Trevor N. Dupuy was born on 3 May 1916 on Staten Island, New York to R. Ernest and Laura Nevitt Dupuy. His father, also an Army officer, afforded young Trevor the opportunity to travel extensively throughout the world. The elder Dupuy was a respected journalist before his entry into active service and later became a prominent military historian.
Primarily because of his father’s influence, young Trevor developed a passion for military history, a trait for which he would later gain considerable recognition. These influences early in life provided Trevor with the intellectual development that ultimately would make him a respected voice at the Pentagon and on Capitol Hill.
After a year at St. John’s College in New Jersey, Trevor received an appointment to West Point in 1934. While at USMA, he earned a reputation as an excellent military historian. He served on the debating society all four years and became its president in his final year. He also sang in the Catholic choir.
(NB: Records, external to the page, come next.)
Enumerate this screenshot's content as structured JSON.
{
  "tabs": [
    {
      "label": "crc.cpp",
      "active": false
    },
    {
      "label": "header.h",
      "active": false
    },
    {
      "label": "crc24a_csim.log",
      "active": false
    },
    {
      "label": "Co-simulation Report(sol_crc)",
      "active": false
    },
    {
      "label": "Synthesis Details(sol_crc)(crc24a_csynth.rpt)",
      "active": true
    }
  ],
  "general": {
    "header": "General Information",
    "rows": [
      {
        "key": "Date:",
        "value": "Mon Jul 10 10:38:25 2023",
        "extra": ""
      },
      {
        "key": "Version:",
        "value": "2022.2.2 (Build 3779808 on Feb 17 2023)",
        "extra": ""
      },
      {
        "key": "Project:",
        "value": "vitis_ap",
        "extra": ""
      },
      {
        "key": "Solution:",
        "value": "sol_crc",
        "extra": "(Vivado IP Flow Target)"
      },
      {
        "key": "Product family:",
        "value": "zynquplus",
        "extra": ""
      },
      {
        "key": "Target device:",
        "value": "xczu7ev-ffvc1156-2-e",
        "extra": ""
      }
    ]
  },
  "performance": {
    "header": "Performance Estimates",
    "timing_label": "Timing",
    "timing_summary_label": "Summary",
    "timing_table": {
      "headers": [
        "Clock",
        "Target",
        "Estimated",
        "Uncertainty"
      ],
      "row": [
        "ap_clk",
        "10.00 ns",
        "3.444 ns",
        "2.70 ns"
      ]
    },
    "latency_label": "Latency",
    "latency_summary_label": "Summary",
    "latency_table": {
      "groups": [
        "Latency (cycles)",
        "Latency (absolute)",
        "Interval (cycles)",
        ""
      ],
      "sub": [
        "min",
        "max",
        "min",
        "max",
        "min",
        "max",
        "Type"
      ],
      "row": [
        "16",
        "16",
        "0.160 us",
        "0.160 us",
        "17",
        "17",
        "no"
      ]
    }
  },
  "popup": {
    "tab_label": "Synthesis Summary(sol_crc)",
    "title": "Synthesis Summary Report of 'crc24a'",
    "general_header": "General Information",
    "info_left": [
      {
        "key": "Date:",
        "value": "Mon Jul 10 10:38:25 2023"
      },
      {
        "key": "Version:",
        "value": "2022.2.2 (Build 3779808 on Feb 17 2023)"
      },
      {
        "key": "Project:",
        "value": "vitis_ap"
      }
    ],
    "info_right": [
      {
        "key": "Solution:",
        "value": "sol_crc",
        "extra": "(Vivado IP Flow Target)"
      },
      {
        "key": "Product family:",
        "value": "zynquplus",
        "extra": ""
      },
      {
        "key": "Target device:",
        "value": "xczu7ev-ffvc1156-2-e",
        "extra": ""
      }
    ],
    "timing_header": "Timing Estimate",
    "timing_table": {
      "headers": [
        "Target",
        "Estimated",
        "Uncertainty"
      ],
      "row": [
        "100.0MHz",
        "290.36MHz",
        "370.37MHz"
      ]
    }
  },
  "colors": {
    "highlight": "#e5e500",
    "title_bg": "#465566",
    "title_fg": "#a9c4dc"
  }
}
After graduation from West Point, and receiving his commission in the Field Artillery, Trevor became the D Battery Executive Officer of the 7th Field Artillery, Ft. Ethan Allen, VT. Later in life he would be heavily involved with the 7th Field Artillery Association, eventually becoming the regiment’s honorary colonel, a position he held with great pride.
With the country’s entry into World War II, Trevor saw rapid advancement, eventually rising to command the 229th Field Artillery Battalion in 1943. Shortly thereafter, he was assigned to Burma to command the 1st Field Artillery Battalion of the Chinese 38th Division. For the next eighteen months Trevor saw almost constant action against the Japanese, longer than any other American in Burma. His assignment in Burma concluded in 1945 with Trevor as the division artillery’ commander of the British 36th Infantry Division.
Trevor’s combat decorations include the Legion of Merit, the Bronze Star (Valor), the Air Medal, Britain’s Distinguished Service Order (the highest decoration awarded to foreigners), and the Chinese national government’s award of Cloud and Banner (1st and 2nd Grade).
The next several years saw Trevor in a wide variety of positions, ranging from duty at the Pentagon, command of the 5th Field Artillery Battalion in Germany and membership on the original SHAPE staff in Paris.
Between 1952 and 1956, Trevor was at Harvard University first as Professor of Military Science and Tactics and later as a member of the original faculty of the Harvard Defense Studies Program.
Following his assignment at Harvard, he became the director of the Ohio State University Military History Course. Upon the completion of his teaching assignment at Ohio State, Trevor retired in 1958 at the rank of colonel.
He was then invited to return to Burma, this time as a visiting professor at the International Relations Program at Rangoon University, Burma.
In 1960, he returned to the United States to employment at the Institute for Defense Analysis. In 1962, Trevor began his own company- again in collaboration with Ernest Dupuy- dedicated to the study and analysis of military history and called the Historical Evaluation and Research Organization or HERO.
In later years, Trevor was President of Data Memory Systems and finally of The Dupuy Institute, the organization he headed at the time of his death.
A prolific writer of military history and theory, Trevor wrote over 90 books in his lifetime. Many of these works were highly acclaimed and are still in circulation. In 1942, To the Colors was published, the first of many collaborative writing efforts with Ernest Dupuy. The father-and-son team later co-authored the landmark work in military history, The Encyclopedia of Military History, now in its fourth revised edition. In addition to the books, he authored several hundred magazine articles.
In the late 1960s, he began to develop a methodology for forecasting battlefield attrition and material losses. What began as an attempt to understand the effectiveness of leadership in combat became a comprehensive computerized model. This model provided accurate combat loss predictions in Lebanon, Panama and the Persian Gulf.
Trevor was frequently consulted by the media for his opinion on military topics and received considerable recognition during the Gulf War. In December 1990, he was called before the House Armed Services Committee to discuss potential strategies and casualties coalition forces would incur during a land war against Iraq.
He was the father of 9 children: Trevor, Jr., Ernest II, George, Laura, Charles, Mirande, Arnold, Fielding, and Signe, and is survived by wives Christine and Yun.
- GEN & Mrs. Andrew J. Goodpaster USA, Retired